(Not only is Dooyeweerd's notion of enkapsis richer than the part-whole relation of systems theory, but, as Dooyeweerd noted in [NC III:649], his view "does certainly not agree with the teleological Aristotelian scheme of form and matter.")
While two concrete entities may exist in symbiosis, an entity and its environment have a rather different relationship. Like symbiotic enkapsis, however, it speaks of a two-way necessity. The squirrel could not be a proper squirrel without the environment of trees, nuts, etc., and the environment would not be an environment without the trees, squirrels, etc. Each needs the other to meaningfully exist. Correlative enkapsis is a "relation of mutual interdependence in a different respect" [NC III:648].
For example (the first two examples are Dooyeweerd's, the rest are mine and might not be correct!):
Dooyeweerd makes the point that the environment cannot exist without the animals and plants that inhabit it, and they cannot exist fully without the environment. Similarly, society cannot exist without people, and people cannot be fully human when isolated from society.
Do we find these ideas elsewhere? Latour, in Science in Action [1987:143] shows a Janus-pair of heads saying "Society is the cause that allowed controversies to get settled" and "A stable state of society will be the consequence of settling controversies." So we might add the pair:
The word, territorial, indicates that the relationship stops when we move out of the territory over which the state has jurisdiction.
Territorial enkapsis is often mistaken for a part-whole relationship, but it is not because while it is the juridical aspect that makes the state meaningful, the meaning of other entities is found in other aspects (e.g. aesthetic for orchestras, lingual for educational establishments). It is also not the same as correlative enkapsis because the state is not an Umwelt, it is a concrete entity, qualified by the juridical aspect.
2. Is enkapsis at the law side or the fact/entity side? Strauss [PDD, p.467-8] beliefs only on the entity side, but Stafleu beliefs both.
"... this is the case both at the law side and the subject and object side. I consider the former a condition for the latter. A proton and an electron can only become interlaced into a neutral hydrogen atom because their characters determine that both have exactly the same but opposite electric charge. Interlacement should play an important part in the discussion of the emergence of new individuals belonging to new kinds with sometimes entirely new properties (Stafleu 2013). For example, molecules are primarily physically qualified, secondarily founded in the spatial aspect (because of their typical spatial structure), having the disposition to become typically interlaced in the character of living cells. [Stafleu, forthcoming 2014]
I find Stafleu's view convincing, at least for those examples. But does it work for e.g. hermit crab and discarded snail shell? or for tree in a forest? These have to be worked out.

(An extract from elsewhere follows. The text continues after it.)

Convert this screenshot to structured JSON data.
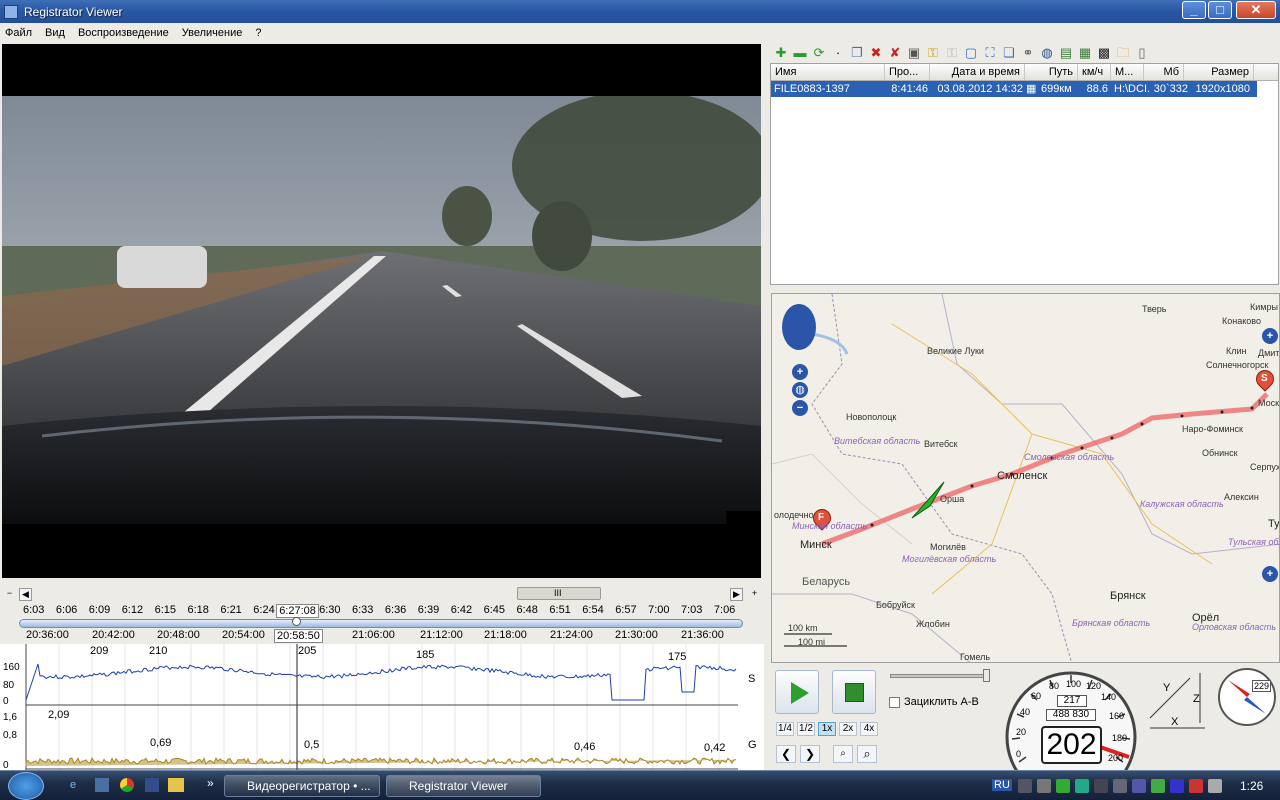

This is part of The Dooyeweerd Pages, which explain, explore and discuss Dooyeweerd's interesting philosophy. Questions or comments would be welcome.
Copyright (c) 2004 Andrew Basden. But you may use this material subject to conditions.
Number of visitors to these pages: . Written on the Amiga with Protext.
Created: 27 February 2003. Last updated: 17 March 2003 internal links from list of types to sections; added examples of correlative enkapsis, one from Latour. 21 September 2005 defn enkapsis; new .end. 19 August 2008 chomsky. 4 October 2013 Stafleu enk on both sides.